Two new proposed rules that would give states a wider berth to tailor their Medicaid plans to better fit their patient population drew fire from at least one member of Congress who said it would result in increased costs for low-income families.
At a time when our economy is suffering and more Americans may become eligible for Medicaid, we should be looking for ways to bolster the program, not weaken it by scaling back benefits and shifting costs, Rep. Frank Pallone Jr. (D-N.J.), chairman of the House Energy and Commerce Health Subcommittee, said in a written statement.
Under the proposed rules, states would be allowed to open their Medicaid programs to a broader base of health insurance plans, and providers would be allowed to collect payment upfront from all but the poorest Medicaid recipients before care is provided. Also, hospitals would be allowed to charge Medicaid recipients if they receive care through the emergency department for problems that are otherwise not deemed critical or could have been treated elsewhere.
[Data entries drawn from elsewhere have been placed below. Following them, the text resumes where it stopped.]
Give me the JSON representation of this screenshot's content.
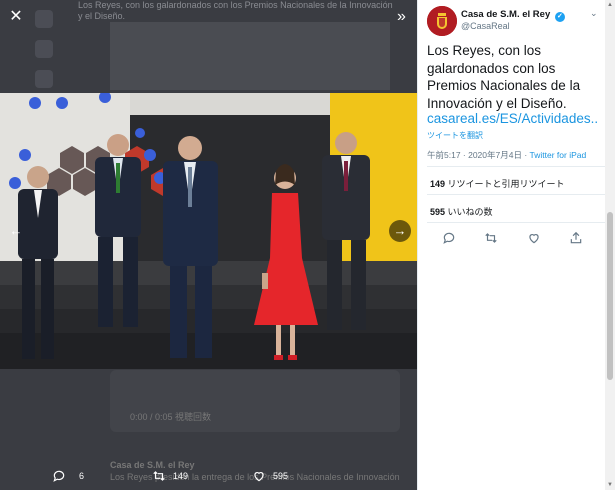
{
  "viewer": {
    "close_label": "✕",
    "collapse_label": "»",
    "prev_label": "←",
    "next_label": "→"
  },
  "background": {
    "header_text": "Los Reyes, con los galardonados con los Premios Nacionales de la Innovación y el Diseño.",
    "video_text": "0:00 / 0:05 視聴回数",
    "bottom_author": "Casa de S.M. el Rey",
    "bottom_text": "Los Reyes presiden la entrega de los Premios Nacionales de Innovación y Diseño."
  },
  "dim_actions": {
    "replies": "6",
    "retweets": "149",
    "likes": "595"
  },
  "tweet": {
    "author_name": "Casa de S.M. el Rey",
    "verified_mark": "✓",
    "handle": "@CasaReal",
    "chevron": "⌄",
    "text": "Los Reyes, con los galardonados con los Premios Nacionales de la Innovación y el Diseño.",
    "link": "casareal.es/ES/Actividades...",
    "translate": "ツイートを翻訳",
    "time": "午前5:17 · 2020年7月4日 · ",
    "source": "Twitter for iPad",
    "retweets_count": "149",
    "retweets_label": " リツイートと引用リツイート",
    "likes_count": "595",
    "likes_label": " いいねの数"
  },
  "colors": {
    "link_blue": "#1b95e0",
    "verified": "#1da1f2",
    "dim_bg": "#2b2d33"
  },
  "icons": [
    "close-icon",
    "collapse-icon",
    "prev-arrow-icon",
    "next-arrow-icon",
    "reply-icon",
    "retweet-icon",
    "like-icon",
    "share-icon",
    "verified-icon",
    "chevron-down-icon"
  ]
}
These new rules recognize that states are in the best position to design plans that provide Medicaid beneficiaries better healthcare for the same or even lower cost, HHS Secretary Mike Leavitt said in a news release. The rules, published today in the Federal Register, will have a 30-day public comment period. -- by Matthew DoBias